Recently the Blue Communities team met in Palawan, Philippines for its first programme-wide progress meeting. Over 60 scientists from the UK, Philippines, Malaysia, Indonesia and Vietnam enjoyed a packed agenda of project and case study site updates, interspersed with interactive sessions over the 3-day meeting.
The interactive sessions included a highly engaging stakeholder role-play activity, led by researchers from the University of Exeter, and a ‘guess the habitat from space’ game, led by researchers from Plymouth Marine Laboratory, which helped demonstrate the different resolution levels of satellite sensors. Other workshops included information gathering for ecosystem services at the case study sites, and stakeholder communication methods, both of which resulted in some intriguing and unexpected intelligence, such as using music to convey marine management messages to the local coastal communities.

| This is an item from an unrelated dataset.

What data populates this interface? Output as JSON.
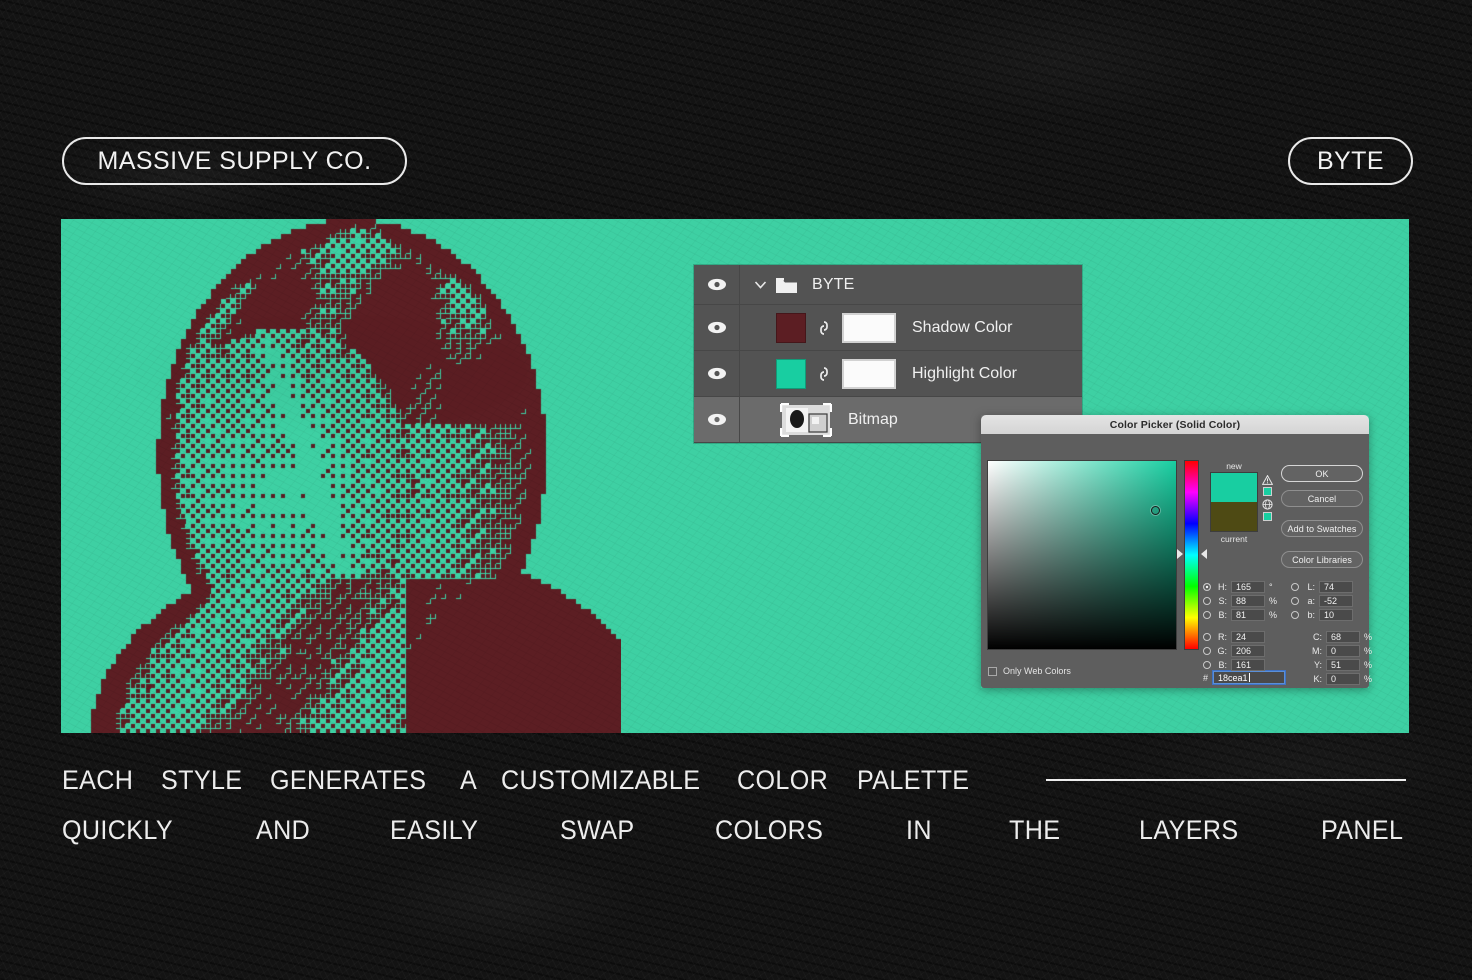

There was a highly pertinent panel discussion on research ethics including: how to conduct research ethically and responsibly; the procedure for an ethics approval application, and what to do if unethical practices are witnessed. This fascinating exploration of the issues surrounding research ethics demonstrated a real interest and desire to discuss further. Consequently, more capacity building in research ethics for all researchers participating in the projects within the Blue Communities programme is being planned. Other training needs identified included evaluation of research outcomes and impact, stakeholder engagement and ‘training the trainer’ workshops.
This meeting also provided the opportunity for the Blue Communities Early Career Researchers (ECR) Network to hold its first meeting. The network has been created to support ECRs across Blue Communities and offered a peer-to-peer forum to exchange knowledge on career development, challenges, collaborations, training needs, mentoring and communication ideas.
Training workshops either side of the progress meeting were also held at the Western Philippines University, covering the topics of Earth observation, ecosystem services, evidence synthesis, climate modelling and developing future scenarios that form key elements of several of the sub-projects within the Blue Communities programme. These training sessions were very well received and there are plans for wider roll-out.
As the overall progress meeting drew to a close, discussion turned to where the next meeting will be held. It is hoped that this will be in the South West of the UK, offering the opportunity for Case Study partners to visit research institutes in the UK whilst returning the favour of the wonderful hosting by the Western Philippines University and University of Malaya partners for this very well-received meeting and the successful kick-off meeting in Kuala Lumpur last January.